1200 Park Central Blvd. South, Pompano Beach, FL
11486 Corporate Blvd., Suite 130, Orlando, FL
1211 North Westshore Blvd., Suite 409 Tampa, FL
Offices in Miami-Dade (by appointment)
Reach any office: 800.974.0680

1200 Park Central Blvd.
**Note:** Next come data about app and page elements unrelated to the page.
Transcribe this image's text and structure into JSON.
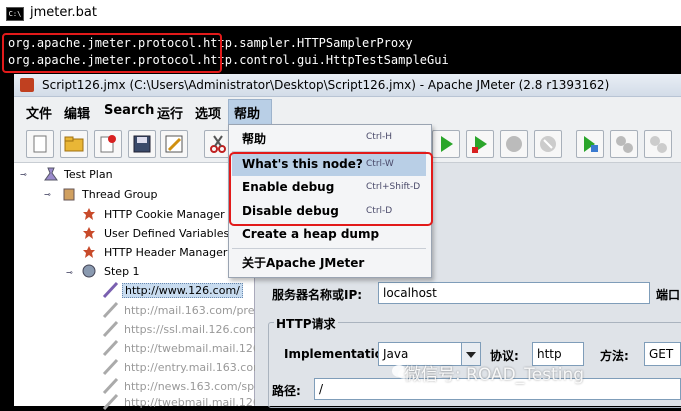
{
  "console": {
    "title": "jmeter.bat",
    "line1_highlight": "org.apache.jmeter.protocol",
    "line1_rest": ".http.sampler.HTTPSamplerProxy",
    "line2_highlight": "org.apache.jmeter.protocol",
    "line2_rest": ".http.control.gui.HttpTestSampleGui"
  },
  "window": {
    "title": "Script126.jmx (C:\\Users\\Administrator\\Desktop\\Script126.jmx) - Apache JMeter (2.8 r1393162)"
  },
  "menubar": {
    "items": [
      "文件",
      "编辑",
      "Search",
      "运行",
      "选项",
      "帮助"
    ]
  },
  "help_menu": {
    "items": [
      {
        "label": "帮助",
        "shortcut": "Ctrl-H"
      },
      {
        "label": "What's this node?",
        "shortcut": "Ctrl-W"
      },
      {
        "label": "Enable debug",
        "shortcut": "Ctrl+Shift-D"
      },
      {
        "label": "Disable debug",
        "shortcut": "Ctrl-D"
      },
      {
        "label": "Create a heap dump",
        "shortcut": ""
      },
      {
        "label": "关于Apache JMeter",
        "shortcut": ""
      }
    ]
  },
  "tree": {
    "nodes": [
      {
        "label": "Test Plan"
      },
      {
        "label": "Thread Group"
      },
      {
        "label": "HTTP Cookie Manager"
      },
      {
        "label": "User Defined Variables"
      },
      {
        "label": "HTTP Header Manager"
      },
      {
        "label": "Step 1"
      },
      {
        "label": "http://www.126.com/"
      },
      {
        "label": "http://mail.163.com/preloa"
      },
      {
        "label": "https://ssl.mail.126.com/e"
      },
      {
        "label": "http://twebmail.mail.126.c"
      },
      {
        "label": "http://entry.mail.163.com"
      },
      {
        "label": "http://news.163.com/spe"
      },
      {
        "label": "http://twebmail.mail.126.c"
      }
    ]
  },
  "form": {
    "server_label": "服务器名称或IP:",
    "server_value": "localhost",
    "port_label": "端口",
    "http_request_group": "HTTP请求",
    "implementation_label": "Implementation:",
    "implementation_value": "Java",
    "protocol_label": "协议:",
    "protocol_value": "http",
    "method_label": "方法:",
    "method_value": "GET",
    "path_label": "路径:",
    "path_value": "/"
  },
  "watermark": {
    "text": "微信号: ROAD_Testing"
  },
  "colors": {
    "highlight_red": "#e21a1a",
    "menu_selected": "#b9cfe6",
    "tree_selected": "#c8dcf0"
  }
}
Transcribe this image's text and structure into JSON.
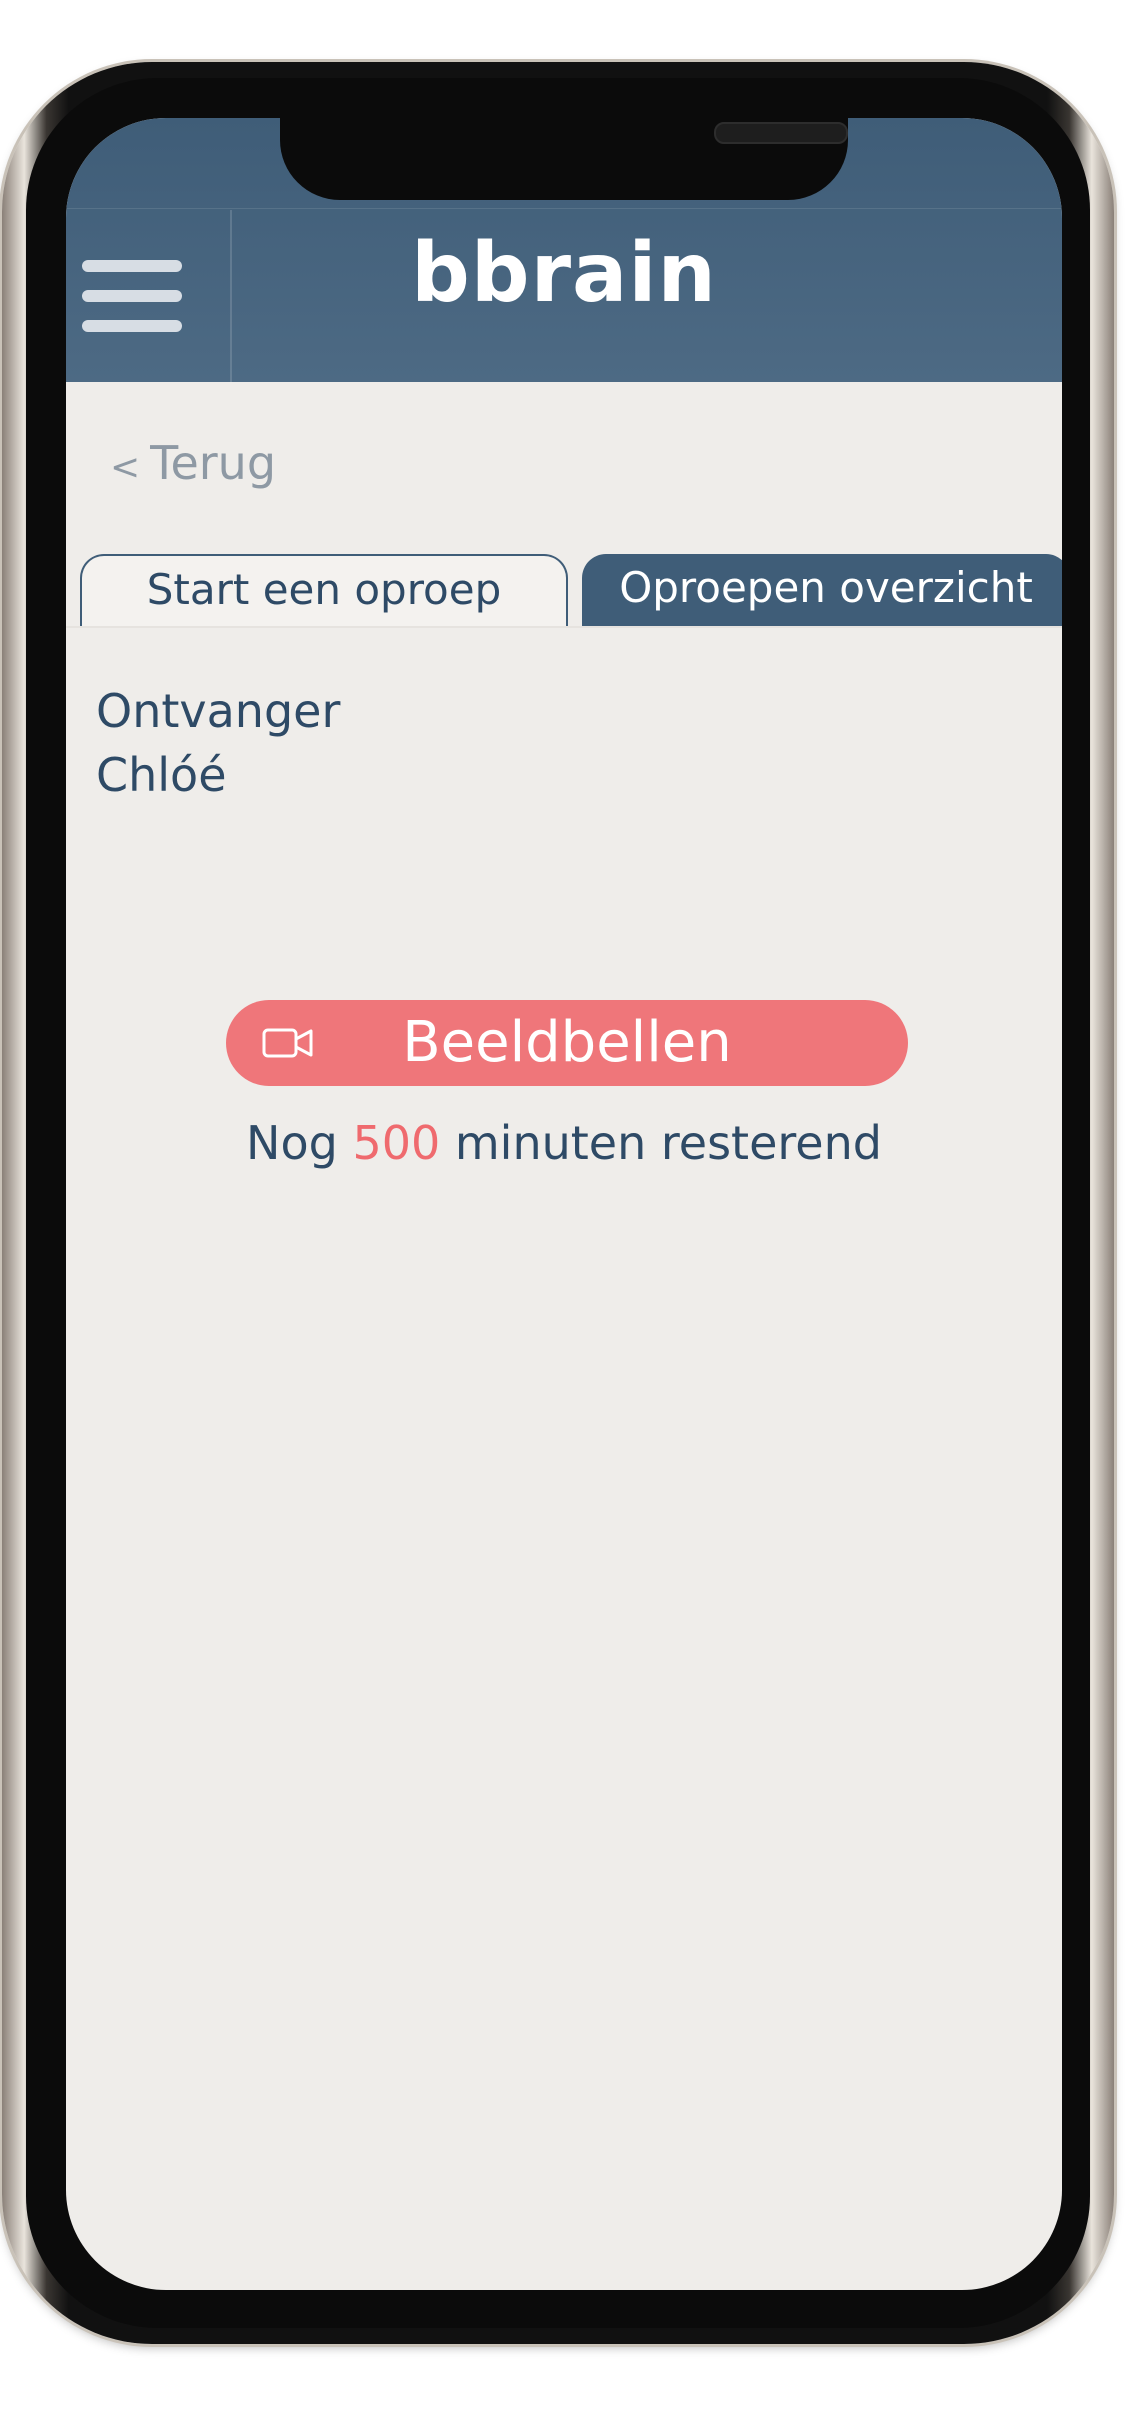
{
  "app": {
    "logo_text": "bbrain"
  },
  "nav": {
    "back_label": "Terug",
    "back_chevron": "<"
  },
  "tabs": [
    {
      "label": "Start een oproep",
      "active": true
    },
    {
      "label": "Oproepen overzicht",
      "active": false
    }
  ],
  "recipient": {
    "label": "Ontvanger",
    "name": "Chlóé"
  },
  "call": {
    "button_label": "Beeldbellen",
    "icon": "video-camera-icon"
  },
  "remaining": {
    "prefix": "Nog",
    "minutes": "500",
    "suffix": "minuten resterend"
  },
  "colors": {
    "header": "#3f5d78",
    "accent": "#ef767a",
    "text_primary": "#2e4a66",
    "background": "#efedea"
  }
}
S., Pompano Bch, FL
9121 N. Military Trail, Ste. 200, Palm Bch Gdns, FL
11486 Corporate Blvd., Suite 130,Orlando, FL
1211 N. Westshore Blvd., Ste. 409, Tampa, FL
Offices in Miami-Dade (by appointment)
Reach any office: 800.974.0680
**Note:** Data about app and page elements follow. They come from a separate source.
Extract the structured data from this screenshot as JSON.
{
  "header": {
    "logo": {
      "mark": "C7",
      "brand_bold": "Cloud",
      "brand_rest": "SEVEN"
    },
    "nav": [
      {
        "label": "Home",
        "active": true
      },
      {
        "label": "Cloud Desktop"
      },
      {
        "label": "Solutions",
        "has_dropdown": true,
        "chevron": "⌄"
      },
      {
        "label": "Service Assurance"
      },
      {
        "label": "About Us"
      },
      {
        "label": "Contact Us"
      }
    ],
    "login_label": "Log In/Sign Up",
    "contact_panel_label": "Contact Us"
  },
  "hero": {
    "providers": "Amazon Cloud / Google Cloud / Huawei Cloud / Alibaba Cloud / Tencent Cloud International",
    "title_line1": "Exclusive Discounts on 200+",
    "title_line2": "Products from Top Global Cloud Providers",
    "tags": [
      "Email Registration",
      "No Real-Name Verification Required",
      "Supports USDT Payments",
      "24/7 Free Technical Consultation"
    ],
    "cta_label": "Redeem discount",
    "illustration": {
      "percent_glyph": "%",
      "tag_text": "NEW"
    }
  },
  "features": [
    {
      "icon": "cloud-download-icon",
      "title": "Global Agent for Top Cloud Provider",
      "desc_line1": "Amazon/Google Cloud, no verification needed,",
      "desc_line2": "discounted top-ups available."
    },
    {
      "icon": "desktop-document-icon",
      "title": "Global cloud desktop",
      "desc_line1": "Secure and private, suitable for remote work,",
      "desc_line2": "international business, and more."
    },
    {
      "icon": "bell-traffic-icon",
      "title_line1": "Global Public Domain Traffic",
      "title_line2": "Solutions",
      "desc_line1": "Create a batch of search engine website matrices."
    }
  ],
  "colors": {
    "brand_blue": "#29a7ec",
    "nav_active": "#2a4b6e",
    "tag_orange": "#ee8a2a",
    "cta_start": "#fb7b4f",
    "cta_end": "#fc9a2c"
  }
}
Using Foreclosed Upon Homes as Storm Shelters in Homeowner Associations in South Florida

FEMA’s announcement that the organization is considering using foreclosed upon homes as storm shelters poses potential problems and issues for the homeowner associations that manage those particular single family home communities in South Florida.  It is not yet clear from what has been proposed as to whether or not the occupancy is going to be through a lease transaction or whether the lenders are going to be expected to “donate” the use of the property for this purpose.  In all likelihood, there will be some rental payment for the use.

A great many of the communities in South Florida have occupancy limitations in their governing documents which often require the prior approval of the Board before any individual may take up residence in the community.  The documents of a community typically require the submission of an application by the proposed resident, which will also involve a background check and the payment of a fee for the application process.  The documents typically provide between 15 and 30 days for the homeowner association Board to undertake the review process before making a decision on whether or not to approve the occupancy.  This does not leave enough time for the approval process to run its course when a hurricane has passed and left a number of displaced persons needing housing fast.  Other restrictions include limitations and/or prohibit the occupancy by “guests” when the owner of the property is not in residence.  There are a number of community documents that contain covenants that prohibit leasing.

For right or for wrong, a large percentage of the communities in Florida are not free and open for people to just come and go as they wish without homeowner association involvement.  The proposal would likely not involve the association in the communities that are being considered, which will be problematic to the residents and representatives of those communities.  If the displaced occupancy will be for a long term, homeowner associations are likely going to want their documents followed.  If governmental agencies and lenders choose to ignore an association’s bylaws and governing documents, it will most likely result in a legal challenge from the affected community associations.